:: DESCRIPTION OF THE TASK ::
Read the records below and report each line in which "ポリシー" occurs.

[SUPPLIED MATERIAL]

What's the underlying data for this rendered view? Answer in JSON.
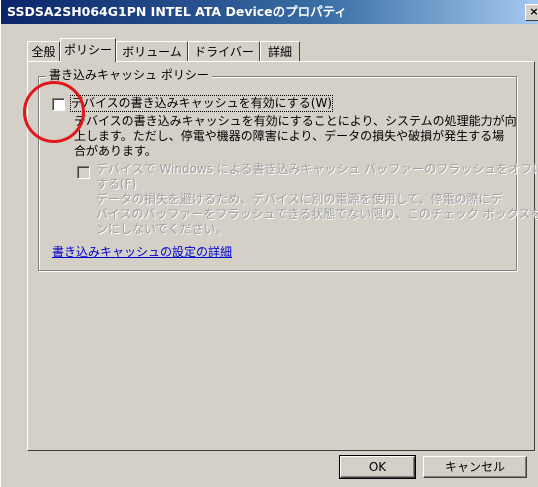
{
  "window": {
    "title": "SSDSA2SH064G1PN INTEL ATA Deviceのプロパティ",
    "close_glyph": "×"
  },
  "tabs": [
    {
      "label": "全般"
    },
    {
      "label": "ポリシー"
    },
    {
      "label": "ボリューム"
    },
    {
      "label": "ドライバー"
    },
    {
      "label": "詳細"
    }
  ],
  "active_tab": "ポリシー",
  "group": {
    "title": "書き込みキャッシュ ポリシー",
    "enable_cache": {
      "label": "デバイスの書き込みキャッシュを有効にする(W)",
      "checked": false,
      "description_lines": [
        "デバイスの書き込みキャッシュを有効にすることにより、システムの処理能力が向",
        "上します。ただし、停電や機器の障害により、データの損失や破損が発生する場",
        "合があります。"
      ]
    },
    "disable_flush": {
      "label_lines": [
        "デバイスで Windows による書き込みキャッシュ バッファーのフラッシュをオフに",
        "する(F)"
      ],
      "checked": false,
      "enabled": false,
      "description_lines": [
        "データの損失を避けるため、デバイスに別の電源を使用して、停電の際にデ",
        "バイスのバッファーをフラッシュできる状態でない限り、このチェック ボックスをオ",
        "ンにしないでください。"
      ]
    },
    "link": "書き込みキャッシュの設定の詳細"
  },
  "buttons": {
    "ok": "OK",
    "cancel": "キャンセル"
  },
  "annotation_color": "#e0181c"
}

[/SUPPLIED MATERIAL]

:: WRITTEN SOLUTION ::
      "label": "ポリシー"
  "active_tab": "ポリシー",
    "title": "書き込みキャッシュ ポリシー",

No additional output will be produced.